Michael illustrates how the port is approaching this issue: “We have an appointed director on a new company called MERC3 (Maritime Energy Resource Centre), a joint venture between University College Cork, the Cork Institute of Technology and the Irish Naval Service. The Port Company has demonstrated its commitment by transferring over three acres of port land to the MERC3 project, which will look at the development of alternative energies such as wind, wave and tidal energy and is focusing on the future development of incubation units to expand the research capabilities.”
The port has a long and progressive relationship with the cruise liner industry and this has become another key development area for the Port of Cork Company. “It brings over 100,000 passengers and crew to the region,” highlights Michael. “We hired UK consultants GP Wild to carry out a study into that contribution it made to the local tourism industry and the results put it in the region of 73 euros per head, meaning a total of seven to eight million euros direct spend for the region. Combined with results from other studies, we estimate that cruise traffic passing through the Port of Cork amounts to more than 20 million euros of both direct and indirect spend.”

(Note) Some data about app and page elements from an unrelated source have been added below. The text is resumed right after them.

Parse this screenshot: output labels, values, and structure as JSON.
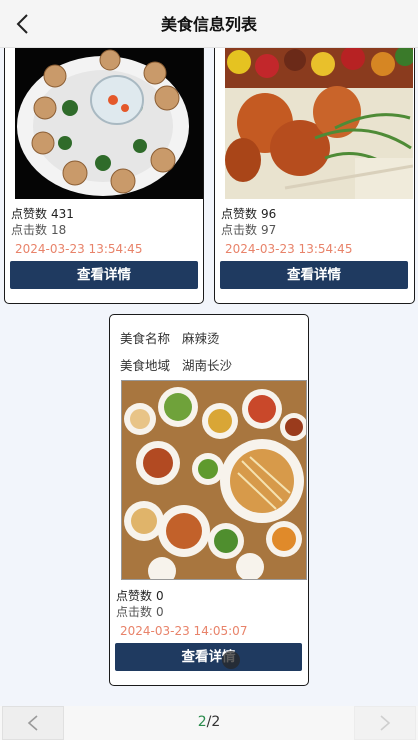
{
  "header": {
    "title": "美食信息列表",
    "back_icon": "chevron-left-icon"
  },
  "cards": [
    {
      "image": "seafood-shrimp-platter",
      "likes_label": "点赞数",
      "likes": "431",
      "clicks_label": "点击数",
      "clicks": "18",
      "time": "2024-03-23 13:54:45",
      "button": "查看详情"
    },
    {
      "image": "grilled-chicken-skewers",
      "likes_label": "点赞数",
      "likes": "96",
      "clicks_label": "点击数",
      "clicks": "97",
      "time": "2024-03-23 13:54:45",
      "button": "查看详情"
    },
    {
      "name_label": "美食名称",
      "name": "麻辣烫",
      "region_label": "美食地域",
      "region": "湖南长沙",
      "image": "spicy-dishes-spread",
      "likes_label": "点赞数",
      "likes": "0",
      "clicks_label": "点击数",
      "clicks": "0",
      "time": "2024-03-23 14:05:07",
      "button": "查看详情"
    }
  ],
  "pager": {
    "current": "2",
    "separator": "/",
    "total": "2",
    "prev_icon": "chevron-left-icon",
    "next_icon": "chevron-right-icon"
  },
  "colors": {
    "button": "#1f3a60",
    "time": "#e8836a",
    "page_current": "#2a8b4c",
    "background": "#f2f5fb"
  }
}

As well as a recent refurbishment of the cruise berth, further developments for the port included the recently constructed City Marina a 100-metre leisure marina integrating the Companies Leisure Strategy and Corporate Social Responsibility activities. The Cork City Council Docklands Plan, which included the construction of an opening bridge and retail and residential units into the port area, has been delayed due to the economic downturn in the country. Nonetheless, it remains a prospect for the future of the port, and while the Port of Cork is very supportive of the redevelopment, no development can take place until there is agreement on the relocation of the city cargo operations and funding/compensation for new facilities.

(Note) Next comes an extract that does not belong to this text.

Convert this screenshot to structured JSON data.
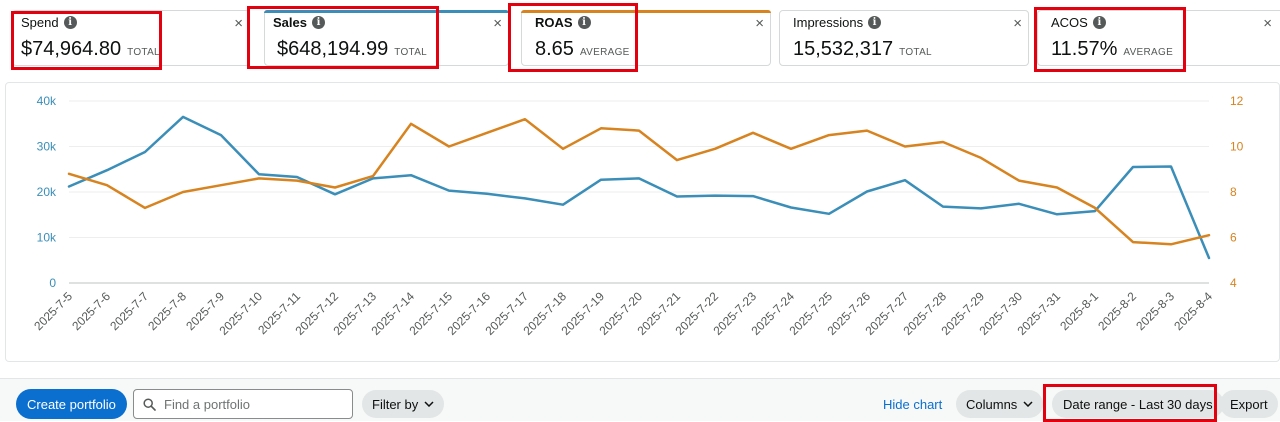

“I am constantly on the road talking to new companies about potential new projects and developments,” comments Michael. “We have three or four very active enquiries at the moment about new services, and are keen to capitalise on our capability to handle bigger ships. On completion of new facilities in Ringaskiddy, we will be the only Irish port that can handle the next generation of feeder vessels that are more than 200 metres in length with draughts of greater than ten metres; the port has unrestricted access 24 hours a day, 365 days a year.”
The port’s strategic development plan is extensive and not a short-term strategy. With four stages extending over a 25 to 30 year period, the harbour will seek to maintain its position as the country’s leading deepwater port for all marine traffic passing through Ireland. Multinational and indigenous businesses are in absolutely no doubt as to the critical necessity of an efficient deepwater port serving both the national and regional economy.
Michael concludes with confidence in the future of both the port and the Port of Cork Company: “Our involvement in the community, our service to the nation and our impact on the environment are very important issues to us. By enhancing the attraction and environmental integrity of the harbour and continuing with best practice in everything we do, from containers to bulk and general cargo to cruise liners, we will strive to maintain our mission statement, which is ‘to promote and develop Cork as a world class port facilitating the efficient and environmentally sustainable movement of goods and people to and from the marketplace, while advancing the marine energy and leisure opportunities presented by Cork’s natural harbour’.” Undergoing major development projects Ireland’s multipurpose deepwater port Long and proud history